The studio was also integrated with Oslofjord Convention Center’s pre-existing app. The app allows viewers to participate in the virtual event by submitting questions, sharing photos and videos, and taking part in votes. There are also two-way communication solutions, linking those in the studio with virtual attendees – allowing delegates to easily invite speakers, or others, from around the globe to participate.

Despite the cost of the studio, including the equipment tallying an eye-watering 38 million Norwegian kroner (£3.2m), Lauchenauer and his team were conscious not to pass this cost onto the studio’s first client.

“Originally, we had planned a physical event with more than 10,000 people and budgeted around 12 million Norwegian kroner,” BCC comms manager, Berit Hustad Nilsen told AMI.

“As we had to cancel that and carry out an online event, the costs were reduced to about 8 million kroner.”

Despite the short lead time to turn the physical event virtual, the event went off without a hitch.

“All our members were invited to the online event, about 15‐to-20,000 people from the whole world, ” Nilsen added. “We peaked at 10,700 online users simultaneously, but we assume that that number corresponds to at least 12,000 participants.”

BCC made full use of the technology available to them. “Participants who had checked in via the app had their profile pictures displayed on a world map on the LED screen which showed where they were watching from,” Nilsen said.

Despite the challenges of going online in such a short time, the conference received a big thumbs up.

“The feedback was overwhelmingly positive.
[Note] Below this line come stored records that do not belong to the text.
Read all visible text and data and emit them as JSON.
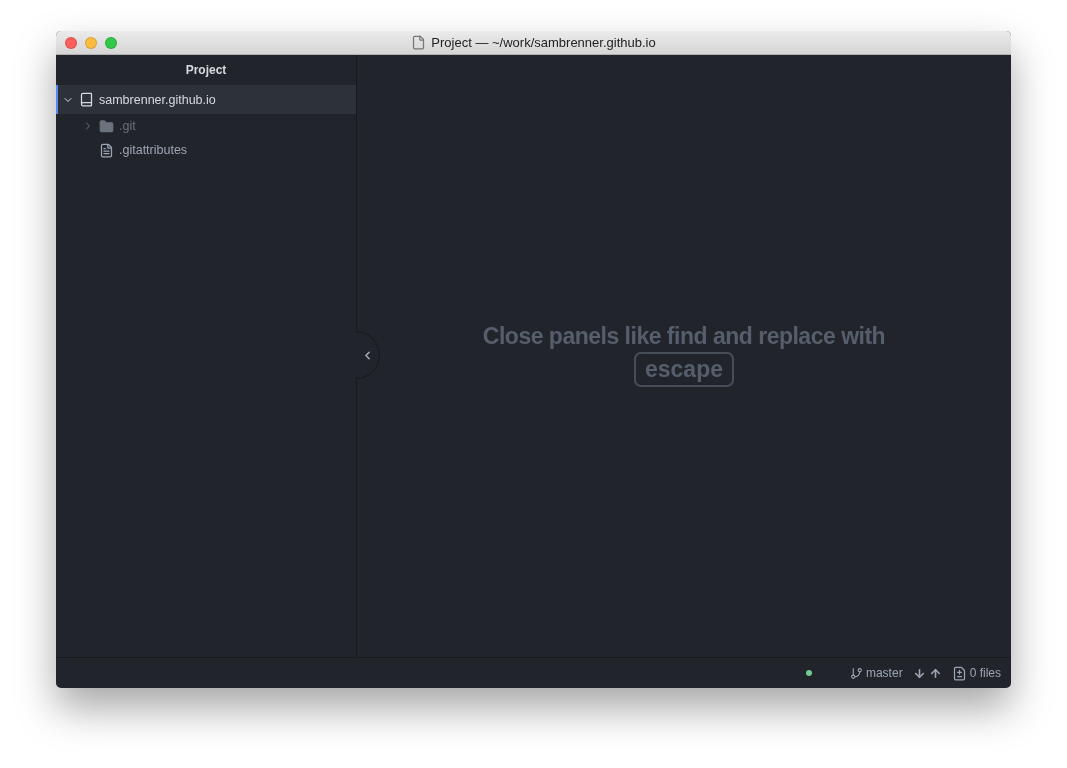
{
  "window": {
    "title": "Project — ~/work/sambrenner.github.io"
  },
  "sidebar": {
    "title": "Project",
    "tree": [
      {
        "kind": "repo",
        "label": "sambrenner.github.io",
        "selected": true,
        "expanded": true,
        "children": [
          {
            "kind": "folder",
            "label": ".git",
            "expanded": false,
            "dimmed": true,
            "selected": false
          },
          {
            "kind": "file",
            "label": ".gitattributes",
            "dimmed": false,
            "selected": false
          }
        ]
      }
    ]
  },
  "hint": {
    "text": "Close panels like find and replace with",
    "key": "escape"
  },
  "status_bar": {
    "status_dot": {
      "color": "#73c990"
    },
    "branch": "master",
    "files": "0 files"
  }
}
I guess we surpassed everybody’s expectations as to how much it was possible to carry out in three weeks.

“It was a plus that we got continuous feedback throughout the broadcasts, no matter where the attendees where situated. Members based in Africa, who usually are not financially capable of travelling to Norway, were, for the first time, equally represented and equally participating in our Easter Conference.”

To learn more about the Oslofjord Hybrid Event studio contact Johannes Lauchenauer: johannes.lauchenauer@oslofjord.com.